posted on Feb, 16 2010 @ 08:43 PM
[warning - semi-rant ahead!]
The Financial Times obviously gave the article somewhat of a spectacular title - " Scientists discover the secret of ageing " - but it's not just
forged to tingle our sense of sensation, but in my opinion also to misrepresent the facts. The article's first paragraph -
One of the biggest puzzles in biology – how and why living cells age – has been solved by an international team based at Newcastle University, in
- states the ageing of living cells to be one of the biggest puzzles. However, like SaturnFX and DBriefed, I'd like to disagree; I'm not up to date
on the topic of telomeres, but the first thing that occurred to me is that there are but very few cells that are supposed to keep alive. Of course we
all know that our skin sheds in a matter of weeks from generation, but it's not just our skin cells that have a short lifespan:
Each kind of tissue has its own turnover time, related at least partially to the workload endured by its cells. Epidermic cells, forming the easily
damaged skin of the body, are recycled every two weeks or so. Red blood cells, in constant motion on their journey through the circulatory system,
last only 4 months. As for the liver, the human body's detoxifier, its cells' lives are quite short - an adult human liver cell has a turnover time
of 300 to 500 days.
Cells lining the surface of the gut, known by other methods to last for only five days, are among the shortest-lived in the whole body. Ignoring them,
the average age of intestinal cells is 15.9 years, Dr Frisén found. Skeletal cells are a bit older than a decade and cells from the muscles of the

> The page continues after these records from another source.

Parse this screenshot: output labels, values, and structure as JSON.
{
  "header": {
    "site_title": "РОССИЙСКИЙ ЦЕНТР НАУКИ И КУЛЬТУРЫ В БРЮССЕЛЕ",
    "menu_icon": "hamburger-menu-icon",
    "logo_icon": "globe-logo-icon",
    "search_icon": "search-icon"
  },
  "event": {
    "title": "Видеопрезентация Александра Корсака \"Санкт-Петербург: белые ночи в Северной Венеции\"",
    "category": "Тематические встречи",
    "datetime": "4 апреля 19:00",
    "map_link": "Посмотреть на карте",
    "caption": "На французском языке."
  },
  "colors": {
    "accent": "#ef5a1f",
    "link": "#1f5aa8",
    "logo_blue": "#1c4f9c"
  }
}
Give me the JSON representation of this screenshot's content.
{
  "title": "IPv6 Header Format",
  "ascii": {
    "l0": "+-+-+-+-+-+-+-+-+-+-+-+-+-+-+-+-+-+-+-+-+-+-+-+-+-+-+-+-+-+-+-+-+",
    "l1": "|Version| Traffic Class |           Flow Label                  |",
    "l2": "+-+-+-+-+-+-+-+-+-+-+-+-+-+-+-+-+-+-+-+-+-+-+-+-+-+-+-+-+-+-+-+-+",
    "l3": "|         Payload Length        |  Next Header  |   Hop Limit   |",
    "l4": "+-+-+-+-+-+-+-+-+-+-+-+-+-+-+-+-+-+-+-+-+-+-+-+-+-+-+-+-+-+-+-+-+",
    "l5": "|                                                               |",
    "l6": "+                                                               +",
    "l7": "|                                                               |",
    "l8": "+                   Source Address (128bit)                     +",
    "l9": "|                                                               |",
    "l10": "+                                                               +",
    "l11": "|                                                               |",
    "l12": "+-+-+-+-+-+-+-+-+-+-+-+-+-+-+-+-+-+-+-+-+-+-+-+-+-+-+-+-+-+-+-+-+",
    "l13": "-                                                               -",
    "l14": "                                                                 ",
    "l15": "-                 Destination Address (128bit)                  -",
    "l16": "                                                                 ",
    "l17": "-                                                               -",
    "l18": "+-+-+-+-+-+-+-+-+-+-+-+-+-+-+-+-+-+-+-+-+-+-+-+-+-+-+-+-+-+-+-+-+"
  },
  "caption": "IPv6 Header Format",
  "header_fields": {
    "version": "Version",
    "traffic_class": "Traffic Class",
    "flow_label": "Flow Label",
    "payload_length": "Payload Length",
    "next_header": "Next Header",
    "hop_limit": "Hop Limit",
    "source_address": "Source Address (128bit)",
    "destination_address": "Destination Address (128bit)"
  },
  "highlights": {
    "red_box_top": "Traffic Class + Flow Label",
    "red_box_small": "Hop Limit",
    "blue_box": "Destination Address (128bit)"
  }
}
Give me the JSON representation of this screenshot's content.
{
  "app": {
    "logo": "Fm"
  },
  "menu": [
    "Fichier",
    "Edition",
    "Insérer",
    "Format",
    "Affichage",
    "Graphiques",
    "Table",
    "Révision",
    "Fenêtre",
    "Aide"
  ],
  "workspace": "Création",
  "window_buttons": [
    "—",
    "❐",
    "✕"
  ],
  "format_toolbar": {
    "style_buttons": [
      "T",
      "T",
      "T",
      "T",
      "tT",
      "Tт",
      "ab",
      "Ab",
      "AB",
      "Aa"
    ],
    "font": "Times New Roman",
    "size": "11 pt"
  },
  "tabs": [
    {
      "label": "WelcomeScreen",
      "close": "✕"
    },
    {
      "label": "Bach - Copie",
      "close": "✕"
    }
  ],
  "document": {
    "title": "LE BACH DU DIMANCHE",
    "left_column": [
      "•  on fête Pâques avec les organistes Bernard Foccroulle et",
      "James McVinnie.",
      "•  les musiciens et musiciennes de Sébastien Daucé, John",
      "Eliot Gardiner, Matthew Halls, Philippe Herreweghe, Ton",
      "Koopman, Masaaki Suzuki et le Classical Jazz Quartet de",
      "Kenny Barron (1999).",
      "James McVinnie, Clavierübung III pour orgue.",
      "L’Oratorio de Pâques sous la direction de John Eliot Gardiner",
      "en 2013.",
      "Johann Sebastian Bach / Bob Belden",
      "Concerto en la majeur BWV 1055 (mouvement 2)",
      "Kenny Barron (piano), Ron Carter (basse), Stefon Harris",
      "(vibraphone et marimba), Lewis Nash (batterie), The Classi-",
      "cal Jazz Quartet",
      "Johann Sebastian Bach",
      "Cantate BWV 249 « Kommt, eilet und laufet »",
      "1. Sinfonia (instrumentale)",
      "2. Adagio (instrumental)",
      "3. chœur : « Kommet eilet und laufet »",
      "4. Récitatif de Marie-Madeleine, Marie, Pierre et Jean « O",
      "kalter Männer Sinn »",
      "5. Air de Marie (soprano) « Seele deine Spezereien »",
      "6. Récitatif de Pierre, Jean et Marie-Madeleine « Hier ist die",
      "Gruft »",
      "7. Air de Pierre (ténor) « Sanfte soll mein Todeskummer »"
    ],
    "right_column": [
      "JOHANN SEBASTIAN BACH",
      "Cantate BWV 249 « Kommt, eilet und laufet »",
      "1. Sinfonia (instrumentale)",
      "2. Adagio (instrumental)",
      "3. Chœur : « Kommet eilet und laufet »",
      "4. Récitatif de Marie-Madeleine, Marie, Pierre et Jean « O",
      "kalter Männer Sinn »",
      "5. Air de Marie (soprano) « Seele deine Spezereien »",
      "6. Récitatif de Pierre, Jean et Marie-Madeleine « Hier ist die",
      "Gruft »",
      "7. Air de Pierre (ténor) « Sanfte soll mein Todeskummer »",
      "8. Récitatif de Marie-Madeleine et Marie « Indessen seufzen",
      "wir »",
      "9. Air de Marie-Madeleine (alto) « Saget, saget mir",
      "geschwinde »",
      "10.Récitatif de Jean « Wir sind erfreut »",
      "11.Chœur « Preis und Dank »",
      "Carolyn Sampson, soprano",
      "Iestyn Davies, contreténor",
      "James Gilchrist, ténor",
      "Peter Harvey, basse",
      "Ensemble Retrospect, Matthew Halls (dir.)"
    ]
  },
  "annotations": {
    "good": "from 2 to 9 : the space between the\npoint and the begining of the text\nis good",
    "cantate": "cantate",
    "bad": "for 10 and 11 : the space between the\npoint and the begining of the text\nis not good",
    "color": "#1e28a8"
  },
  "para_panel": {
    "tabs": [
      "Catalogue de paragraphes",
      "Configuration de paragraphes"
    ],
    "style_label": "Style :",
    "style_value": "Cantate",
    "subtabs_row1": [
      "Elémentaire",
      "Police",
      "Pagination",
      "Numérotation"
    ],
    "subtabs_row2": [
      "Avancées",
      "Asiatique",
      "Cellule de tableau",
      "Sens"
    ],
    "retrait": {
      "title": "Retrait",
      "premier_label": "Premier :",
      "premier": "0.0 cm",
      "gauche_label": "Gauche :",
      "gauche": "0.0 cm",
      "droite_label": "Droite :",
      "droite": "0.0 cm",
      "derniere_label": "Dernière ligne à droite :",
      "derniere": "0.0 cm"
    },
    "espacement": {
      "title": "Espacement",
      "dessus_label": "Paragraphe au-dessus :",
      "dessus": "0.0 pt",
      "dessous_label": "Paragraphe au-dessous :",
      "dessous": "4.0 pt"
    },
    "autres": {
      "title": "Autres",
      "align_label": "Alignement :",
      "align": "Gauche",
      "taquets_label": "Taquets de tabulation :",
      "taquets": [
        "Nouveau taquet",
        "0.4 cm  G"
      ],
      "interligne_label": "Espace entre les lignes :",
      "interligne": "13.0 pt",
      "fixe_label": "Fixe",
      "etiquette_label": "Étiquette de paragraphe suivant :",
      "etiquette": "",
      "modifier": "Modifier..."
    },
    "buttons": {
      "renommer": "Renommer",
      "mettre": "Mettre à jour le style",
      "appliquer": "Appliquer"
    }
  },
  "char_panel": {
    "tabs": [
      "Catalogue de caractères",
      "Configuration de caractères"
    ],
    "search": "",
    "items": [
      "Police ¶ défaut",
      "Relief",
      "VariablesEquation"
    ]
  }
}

ribs have an average age of 15.1 years. When looking into the brain cells, all of the samples taken from the visual cortex, the region responsible for
processing sight, were as old as the subjects themselves, supporting the idea that these cells do not regenerate. 'The reason these cells live so
long is probably that they need to be wired in a very stable way,' Frisén speculates. Other brain cells are more short-lived. Dr Frisén found that
the heart, as a whole, does generate new cells, but he has not yet measured the turnover rate of the heart's muscle cells. And the average age of
all the cells in an adult's body may turn out to be as young as 7 to 10 years, according to him.
Why then, if the body remains so eminently capable of renewing its tissues, doesn't the regeneration continue forever? Some scientists believe this
is explained by the accumulation of mutations in the DNA, which gradually degrades its information. Another theory blames mitochondrial DNA, which
lack the repair mechanisms available for the chromosomes, whilst a third theory postulates that stem cells, which are the source of new cells in each
tissue, eventually grow feeble with age.
I apologise for the long quote, but the last paragraph puts it better then I could. And yet, it's not about the lifespan of individual cells - it's
about the complete system and the regeneration of needed cells. Even most of the average grandma's cells are around 10 years old, according to the
'nuclear' study quoted above. Of course the results of the study of ageing of individual cells can be applied to the stemcells that allow for
reproduction, but that is not how FT.com presented it - instead, it claims 'the secret
of ageing' has been discovered. Even the quoted study
doesn't touch the whole regeneration issue ; the scientists avoided it on purpose, because keeping your scope narrow increases your depth and/or
accuracy of investigation. FT.com clearly advocates the exact opposite, as demonstrated by the title and first paragraph. Maybe a
ageing has been found - a lot of useful information came forward in the study - but certainly not the one and only secret, and really, only when
applied to the very, very few cells that we keep our whole lives.
Not much of a secret when noone's in on it anyway.. ;]
P.S. Thanks for sharing, hope you don't mind my quasi-informal rant!